TASK MATERIAL Start Marker

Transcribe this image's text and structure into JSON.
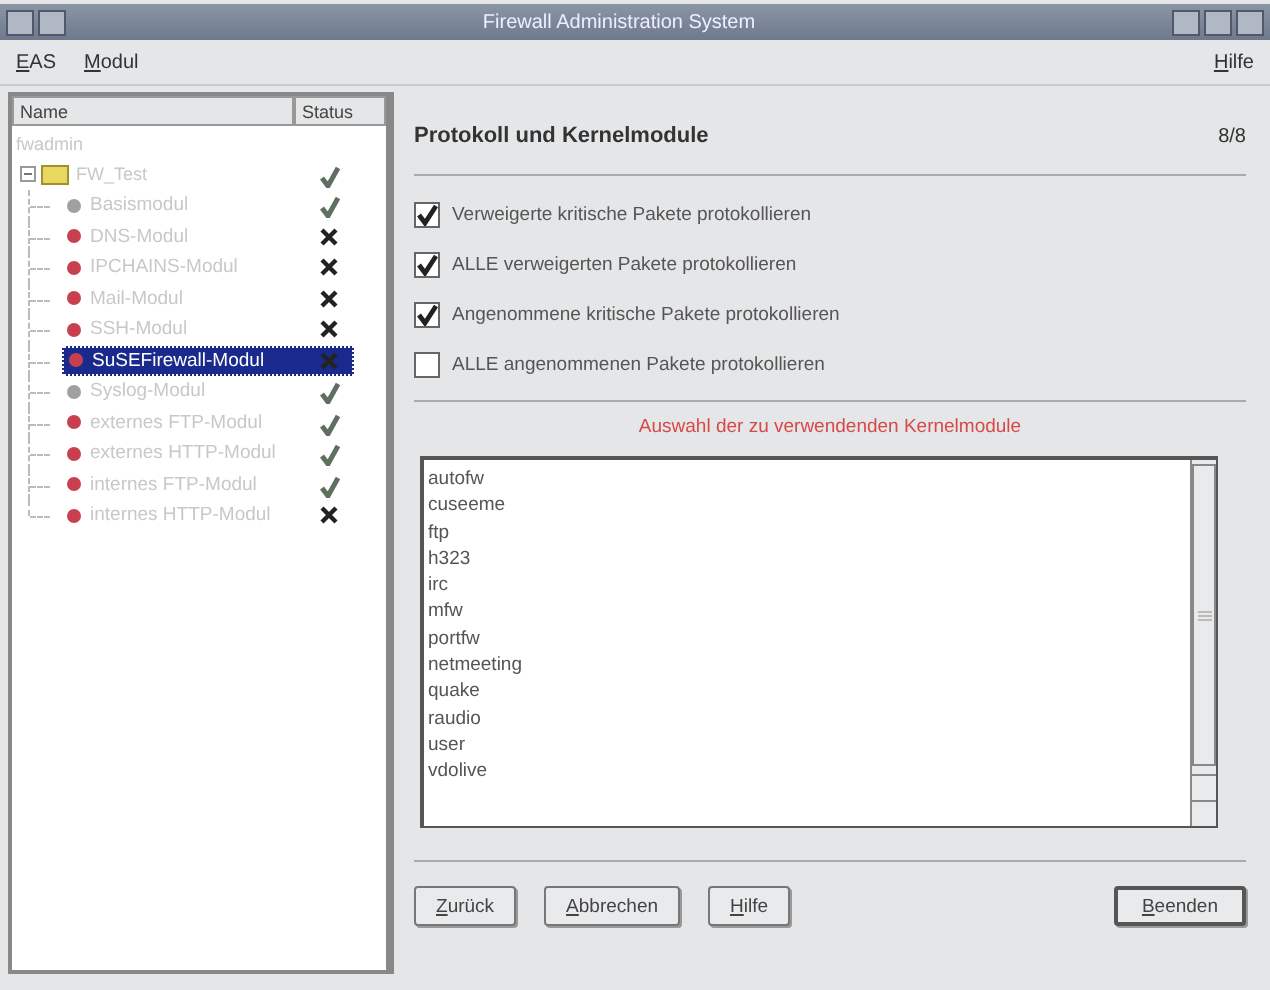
{
  "window": {
    "title": "Firewall Administration System"
  },
  "menu": [
    {
      "label": "EAS"
    },
    {
      "label": "Modul"
    }
  ],
  "help_menu": {
    "label": "Hilfe"
  },
  "tree": {
    "columns": [
      "Name",
      "Status"
    ],
    "root": "fwadmin",
    "folder": {
      "label": "FW_Test",
      "passed": true,
      "children": [
        {
          "label": "Basismodul",
          "color": "#a0a0a0",
          "passed": true,
          "selected": false
        },
        {
          "label": "DNS-Modul",
          "color": "#c84050",
          "passed": false,
          "selected": false
        },
        {
          "label": "IPCHAINS-Modul",
          "color": "#c84050",
          "passed": false,
          "selected": false
        },
        {
          "label": "Mail-Modul",
          "color": "#c84050",
          "passed": false,
          "selected": false
        },
        {
          "label": "SSH-Modul",
          "color": "#c84050",
          "passed": false,
          "selected": false
        },
        {
          "label": "SuSEFirewall-Modul",
          "color": "#c84050",
          "passed": false,
          "selected": true
        },
        {
          "label": "Syslog-Modul",
          "color": "#a0a0a0",
          "passed": true,
          "selected": false
        },
        {
          "label": "externes FTP-Modul",
          "color": "#c84050",
          "passed": true,
          "selected": false
        },
        {
          "label": "externes HTTP-Modul",
          "color": "#c84050",
          "passed": true,
          "selected": false
        },
        {
          "label": "internes FTP-Modul",
          "color": "#c84050",
          "passed": true,
          "selected": false
        },
        {
          "label": "internes HTTP-Modul",
          "color": "#c84050",
          "passed": false,
          "selected": false
        }
      ]
    }
  },
  "page": {
    "title": "Protokoll und Kernelmodule",
    "counter": "8/8",
    "options": [
      {
        "label": "Verweigerte kritische Pakete protokollieren",
        "checked": true
      },
      {
        "label": "ALLE verweigerten Pakete protokollieren",
        "checked": true
      },
      {
        "label": "Angenommene kritische Pakete protokollieren",
        "checked": true
      },
      {
        "label": "ALLE angenommenen Pakete protokollieren",
        "checked": false
      }
    ],
    "modules_heading": "Auswahl der zu verwendenden Kernelmodule",
    "modules": [
      "autofw",
      "cuseeme",
      "ftp",
      "h323",
      "irc",
      "mfw",
      "portfw",
      "netmeeting",
      "quake",
      "raudio",
      "user",
      "vdolive"
    ]
  },
  "buttons": [
    {
      "label": "Zurück",
      "default": false
    },
    {
      "label": "Abbrechen",
      "default": false
    },
    {
      "label": "Hilfe",
      "default": false
    },
    {
      "label": "Beenden",
      "default": true
    }
  ]
}
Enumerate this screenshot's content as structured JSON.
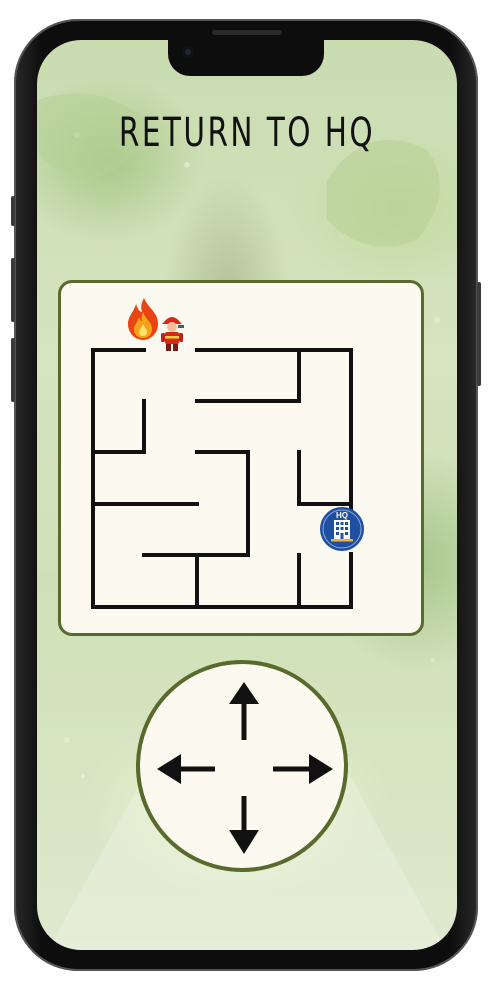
{
  "game": {
    "title": "RETURN TO HQ",
    "player_icon": "firefighter-icon",
    "fire_icon": "fire-icon",
    "goal_icon": "hq-building-icon",
    "goal_label": "HQ"
  },
  "controls": {
    "up": "arrow-up",
    "down": "arrow-down",
    "left": "arrow-left",
    "right": "arrow-right"
  },
  "colors": {
    "panel_border": "#586a2c",
    "panel_fill": "#fbf9f0",
    "maze_wall": "#111111",
    "goal_badge": "#1f4fa3"
  }
}
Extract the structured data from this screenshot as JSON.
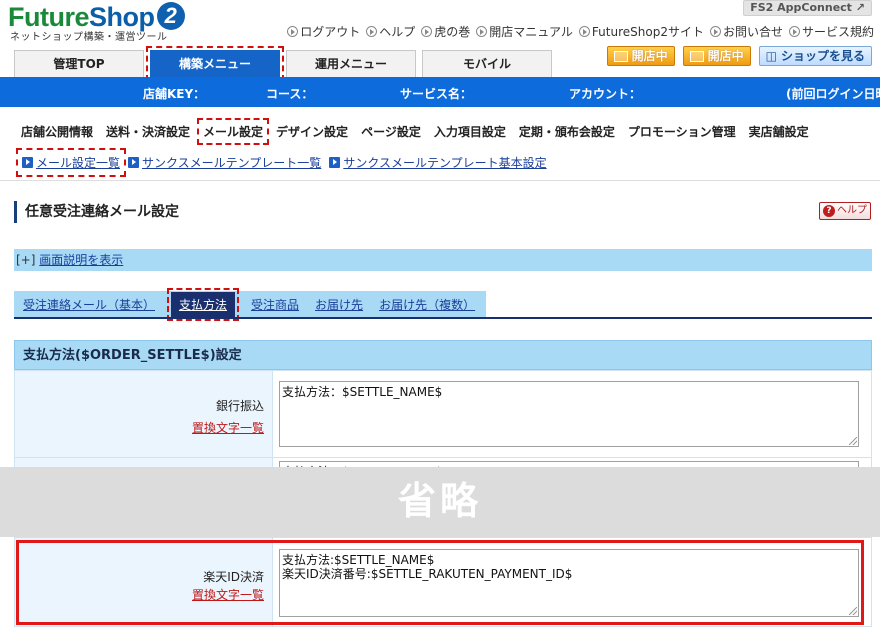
{
  "header": {
    "logo_main_1": "Future",
    "logo_main_2": "Shop",
    "logo_num": "2",
    "logo_sub": "ネットショップ構築・運営ツール",
    "appconnect": "FS2 AppConnect",
    "toplinks": [
      "ログアウト",
      "ヘルプ",
      "虎の巻",
      "開店マニュアル",
      "FutureShop2サイト",
      "お問い合せ",
      "サービス規約"
    ],
    "tabs": [
      {
        "label": "管理TOP"
      },
      {
        "label": "構築メニュー"
      },
      {
        "label": "運用メニュー"
      },
      {
        "label": "モバイル"
      }
    ],
    "status_btn_1": "開店中",
    "status_btn_2": "開店中",
    "shop_btn": "ショップを見る"
  },
  "infobar": {
    "shop_key": "店舗KEY：",
    "course": "コース：",
    "service": "サービス名：",
    "account": "アカウント：",
    "last_login": "(前回ログイン日時"
  },
  "subnav": {
    "items": [
      "店舗公開情報",
      "送料・決済設定",
      "メール設定",
      "デザイン設定",
      "ページ設定",
      "入力項目設定",
      "定期・頒布会設定",
      "プロモーション管理",
      "実店舗設定"
    ],
    "links": [
      "メール設定一覧",
      "サンクスメールテンプレート一覧",
      "サンクスメールテンプレート基本設定"
    ]
  },
  "page": {
    "title": "任意受注連絡メール設定",
    "help": "ヘルプ",
    "explain_plus": "[+]",
    "explain_link": "画面説明を表示"
  },
  "subtabs": [
    "受注連絡メール（基本）",
    "支払方法",
    "受注商品",
    "お届け先",
    "お届け先（複数）"
  ],
  "panel": {
    "header": "支払方法($ORDER_SETTLE$)設定",
    "rows": [
      {
        "name": "銀行振込",
        "rep": "置換文字一覧",
        "text": "支払方法：$SETTLE_NAME$"
      },
      {
        "name": "",
        "rep": "",
        "text": "支払方法：$SETTLE_NAME$"
      },
      {
        "name": "楽天ID決済",
        "rep": "置換文字一覧",
        "text": "支払方法:$SETTLE_NAME$\n楽天ID決済番号:$SETTLE_RAKUTEN_PAYMENT_ID$"
      }
    ]
  },
  "omit_label": "省略"
}
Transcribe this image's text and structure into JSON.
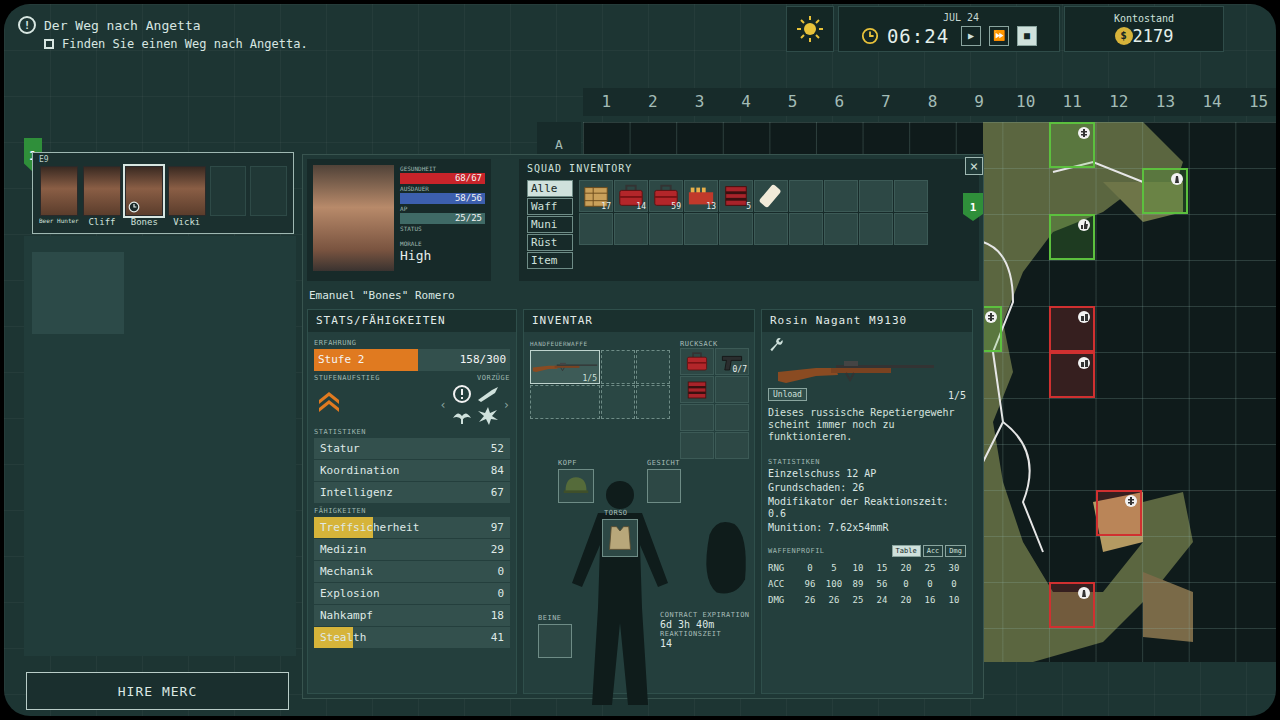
{
  "quest": {
    "icon": "!",
    "title": "Der Weg nach Angetta",
    "objectives": [
      {
        "text": "Finden Sie einen Weg nach Angetta.",
        "checked": false
      }
    ]
  },
  "clock": {
    "date": "JUL 24",
    "time": "06:24",
    "controls": [
      {
        "label": "▶",
        "selected": false
      },
      {
        "label": "⏩",
        "selected": false
      },
      {
        "label": "■",
        "selected": true
      }
    ]
  },
  "account": {
    "label": "Kontostand",
    "currency": "$",
    "amount": "2179"
  },
  "map": {
    "columns": [
      "1",
      "2",
      "3",
      "4",
      "5",
      "6",
      "7",
      "8",
      "9",
      "10",
      "11",
      "12",
      "13",
      "14",
      "15"
    ],
    "rows": [
      "A"
    ],
    "sectors": [
      {
        "kind": "money",
        "color": "#5cc03e"
      },
      {
        "kind": "tower",
        "color": "#5cc03e"
      },
      {
        "kind": "thumb",
        "color": "#5cc03e"
      },
      {
        "kind": "money",
        "color": "#5cc03e"
      },
      {
        "kind": "town",
        "color": "#d03030"
      },
      {
        "kind": "town",
        "color": "#d03030"
      },
      {
        "kind": "money",
        "color": "#d03030"
      },
      {
        "kind": "tower",
        "color": "#d03030"
      }
    ]
  },
  "squad": {
    "number": "1",
    "sector": "E9",
    "mercs": [
      {
        "name": "Beer Hunter",
        "selected": false
      },
      {
        "name": "Cliff",
        "selected": false
      },
      {
        "name": "Bones",
        "selected": true
      },
      {
        "name": "Vicki",
        "selected": false
      }
    ]
  },
  "hire_button": "HIRE MERC",
  "merc": {
    "name": "Emanuel \"Bones\" Romero",
    "bars": [
      {
        "label": "GESUNDHEIT",
        "reading": "68/67",
        "level": 1,
        "color": "#c8242a"
      },
      {
        "label": "AUSDAUER",
        "reading": "58/56",
        "level": 1,
        "color": "#3c5fae"
      },
      {
        "label": "AP",
        "reading": "25/25",
        "level": 1,
        "color": "#3f6a66"
      }
    ],
    "status_label": "STATUS",
    "morale_label": "MORALE",
    "morale": "High"
  },
  "squad_inventory": {
    "title": "SQUAD INVENTORY",
    "close": "×",
    "badge": "1",
    "tabs": [
      {
        "label": "Alle",
        "selected": true
      },
      {
        "label": "Waff",
        "selected": false
      },
      {
        "label": "Muni",
        "selected": false
      },
      {
        "label": "Rüst",
        "selected": false
      },
      {
        "label": "Item",
        "selected": false
      }
    ],
    "items": [
      {
        "kind": "crate",
        "count": "17"
      },
      {
        "kind": "medkit",
        "count": "14"
      },
      {
        "kind": "medkit",
        "count": "59"
      },
      {
        "kind": "ammo",
        "count": "13"
      },
      {
        "kind": "toolbox",
        "count": "5"
      },
      {
        "kind": "bandage",
        "count": ""
      }
    ]
  },
  "stats": {
    "title": "STATS/FÄHIGKEITEN",
    "experience_label": "ERFAHRUNG",
    "rank": "Stufe 2",
    "xp": "158/300",
    "xp_level": 0.53,
    "levelup_label": "STUFENAUFSTIEG",
    "perks_label": "VORZÜGE",
    "perk_prev": "‹",
    "perk_next": "›",
    "perks": [
      {
        "kind": "alert"
      },
      {
        "kind": "bullet"
      },
      {
        "kind": "bird"
      },
      {
        "kind": "burst"
      }
    ],
    "attributes_label": "STATISTIKEN",
    "attributes": [
      {
        "name": "Statur",
        "value": "52"
      },
      {
        "name": "Koordination",
        "value": "84"
      },
      {
        "name": "Intelligenz",
        "value": "67"
      }
    ],
    "skills_label": "FÄHIGKEITEN",
    "skills": [
      {
        "name": "Treffsicherheit",
        "value": "97",
        "level": 0.3
      },
      {
        "name": "Medizin",
        "value": "29",
        "level": 0
      },
      {
        "name": "Mechanik",
        "value": "0",
        "level": 0
      },
      {
        "name": "Explosion",
        "value": "0",
        "level": 0
      },
      {
        "name": "Nahkampf",
        "value": "18",
        "level": 0
      },
      {
        "name": "Stealth",
        "value": "41",
        "level": 0.2
      }
    ]
  },
  "inventory": {
    "title": "INVENTAR",
    "weapon_label": "HANDFEUERWAFFE",
    "weapon_ammo": "1/5",
    "backpack_label": "RUCKSACK",
    "backpack": [
      {
        "kind": "medkit",
        "count": ""
      },
      {
        "kind": "pistol",
        "count": "0/7"
      },
      {
        "kind": "toolbox",
        "count": ""
      }
    ],
    "head_label": "KOPF",
    "face_label": "GESICHT",
    "torso_label": "TORSO",
    "legs_label": "BEINE",
    "contract_label": "CONTRACT EXPIRATION",
    "contract": "6d 3h 40m",
    "reaction_label": "REAKTIONSZEIT",
    "reaction": "14"
  },
  "weapon": {
    "name": "Rosin Nagant M9130",
    "unload": "Unload",
    "ammo": "1/5",
    "description": "Dieses russische Repetiergewehr scheint immer noch zu funktionieren.",
    "stats_label": "STATISTIKEN",
    "stats": [
      {
        "label": "Einzelschuss",
        "value": "12 AP"
      },
      {
        "label": "Grundschaden:",
        "value": "26"
      },
      {
        "label": "Modifikator der Reaktionszeit:",
        "value": "0.6"
      },
      {
        "label": "Munition:",
        "value": "7.62x54mmR"
      }
    ],
    "profile_label": "WAFFENPROFIL",
    "profile_tabs": [
      {
        "label": "Table",
        "selected": true
      },
      {
        "label": "Acc",
        "selected": false
      },
      {
        "label": "Dmg",
        "selected": false
      }
    ],
    "table": [
      [
        "RNG",
        "0",
        "5",
        "10",
        "15",
        "20",
        "25",
        "30"
      ],
      [
        "ACC",
        "96",
        "100",
        "89",
        "56",
        "0",
        "0",
        "0"
      ],
      [
        "DMG",
        "26",
        "26",
        "25",
        "24",
        "20",
        "16",
        "10"
      ]
    ]
  }
}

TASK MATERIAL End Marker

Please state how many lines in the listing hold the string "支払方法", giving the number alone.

### RESPONSE TO THIS EXERCISE
5